2014 Infiniti Q50S AWD
Steer-by-wire hits the market.No Comments
The suspension provided a low-body-roll experience, never once giving you the feeling that the powertrain is more than the suspension can handle.
I'll just get this out of the way now - I really, really enjoyed the infotainment system on the 2014 Infiniti Q50S AWD. Watch out, MMI, somebody's finally come up with something equally good. The resolution on the second screen (the top screen only displays the navigation) is crisp and everything is arranged in a sensible manner. But that makes sense; on a car that brings with it a big technological innovation, you want everything to be looking fresh and new.
That big technological innovation - the one that helps separate it from other cars in its class like the Cadillac ATS and BMW 3-Series - is steer-by-wire, in which the traditional solid steering column is replaced by a series of sensors and electronic control units (ECUs) that translate steering-wheel movement to actual-wheel movement. Infiniti has been working on this tech for nearly a decade, and it's leapt ahead of the competition by releasing it first, as an option. But as every early adopter knows, there are perils along the way.
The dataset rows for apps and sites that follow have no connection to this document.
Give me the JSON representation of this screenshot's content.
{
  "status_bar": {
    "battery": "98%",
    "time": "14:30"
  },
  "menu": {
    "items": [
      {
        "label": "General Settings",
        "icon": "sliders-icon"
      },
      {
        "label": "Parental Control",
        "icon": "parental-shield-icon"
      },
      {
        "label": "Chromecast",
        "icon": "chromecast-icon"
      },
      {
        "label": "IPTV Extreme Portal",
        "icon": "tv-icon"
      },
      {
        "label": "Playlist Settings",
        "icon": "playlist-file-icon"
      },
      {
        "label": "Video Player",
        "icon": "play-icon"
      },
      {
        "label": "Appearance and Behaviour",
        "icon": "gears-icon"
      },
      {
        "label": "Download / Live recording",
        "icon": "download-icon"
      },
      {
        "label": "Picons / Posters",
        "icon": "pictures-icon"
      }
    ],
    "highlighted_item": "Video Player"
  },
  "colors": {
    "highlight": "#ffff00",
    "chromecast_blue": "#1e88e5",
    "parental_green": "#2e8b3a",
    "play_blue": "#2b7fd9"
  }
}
Throw it into Sport, though, and then the fun begins. The steering is tight; so tight, in fact, that it feels barely power-assisted at all (in terms of weight, not road feeling - there still isn't any). Throttle and transmission maps sharpen up, and the tranny will hold gears just a little longer to let you listen to that 3.7-liter V-6 wail. The exhaust note is not as crazy as it used to be (we'll miss you forever, VQ35), but it's enough to encourage lowering the window even when it's cold out. No matter the mode, the suspension provided a low-body-roll experience, never once giving you the feeling that the powertrain is more than the suspension can handle.
Now, let's address the steer-by-wire system. It's the first of its kind on a production vehicle, and so it will take a little getting used to. However, once you relent and accept the lack of steering-wheel play at dead center (the sensors pick up any manner of movement off center), and the lack of road feeling through the wheel, you'll find that it's very easy to put the car where you want it. And trust me, I did plenty of that while trying to keep Chicago's potholes from eating the Q50S whole.
However, no car is without fault, and even with these transgressions, the Q50S is a solid contender amongst its German and American competitors. It drives nicely, it has one of the best infotainment screens we've seen, and it's a comfortable place to spend some time.
Transmission: Seven-speed automatic
Power Output: 328 hp / 269 lb-ft
Fuel Economy: 19 city / 27 highway
Base Price: $45,000
As Tested: $50,605 (incl. $905 destination)
Optional Features: Technology Package (adaptive front lighting, automatic high beams, adaptive cruise control, blind-spot monitors, forward collision prevention, advanced climate control with auto-recirculation and air purifier), Deluxe Touring Package (Around View Monitor, power tilt/telescoping steering columns, steer-by-wire, auto-dimming mirrors, split-folding rear seats, front and rear parking sensors, rain-sensing front wipers), Navigation Package (navigation system, satellite-based traffic updates, voice recognition for navigation), Spare Tire Package (temporary spare tire, jack)